Natural antimicrobials from plant, animal, or microbial sources have the potential to increase food safety, improve shelf life and promote the idea of &ldquonatural foods.&rdquo The overall objective of this research was divided into two parts. The aim of the first part was to evaluate the antimicrobial efficacy of phenyllactic acid alone or in combination with phosvitin against four human enteric pathogens. The aim of the second part was to evaluate the efficacy of phenyllactic acid (PLA) against selected mold species.
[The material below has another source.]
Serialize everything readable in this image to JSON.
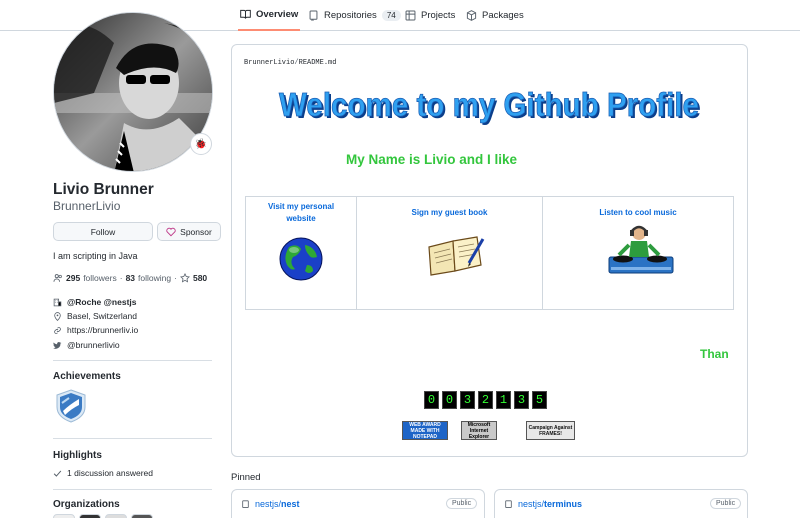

Growth inhibition of Listeria monocytogenes, Salmonella enterica, Staphylococcus aureus, or Escherichia coli O157:H7 by PLA used singly or combined with phosvitin in brain heart infusion (BHI) broth (35 °C) was evaluated over a 24&ndashhour period using a Bioscreen C Turbidometer (OD 600nm). Subsequently, selected concentrations of the antimicrobials were evaluated for antimicrobial effectiveness in controlling growth of the pathogenic bacteria in cream of chicken soup at 12 °C and 35 °C. Growth inhibition of Aspergillus ochraceus, Aspergillus spp., Penicillium roqueforti, Penicillium glabrum, and Penicillium spp. by phenyllactic acid in brain heart infusion (BHI) broth (25 °C) was also evaluated over a 5-day period using a Bioscreen C Turbidometer (OD 600nm).

In cream of chicken soup, at both temperatures, phenyllactic acid (5 mg ml-1) alone exerted the greatest bactericidal effect against all four pathogens throughout storage. At 12 °C and 35 °C, phosvitin combined with PLA (3.75 or 5 mg ml-1) did not offer enhanced antibacterial effect above that provided by PLA (5 mg ml-1) used alone. PLA had the greatest growth inhibitory effect on all the mold species at the lowest pH tested (pH 3.8). The minimum inhibitory concentration (MIC) of PLA at pH 3.8 against all the mold species was 15 mg ml-1. Based on results of the present studies it is concluded that: i) PLA (5 mg ml-1) has good potential for controlling the growth of foodborne pathogenic bacteria in cream of chicken soup and ensuring the microbial safety of this potentially hazardous food product, ii) PLA and phosvitin combinations are far less effective for inhibiting growth of pathogens in soup, iii) PLA has the potential to control Penicillium and Aspergillus molds if used in an acidic environment.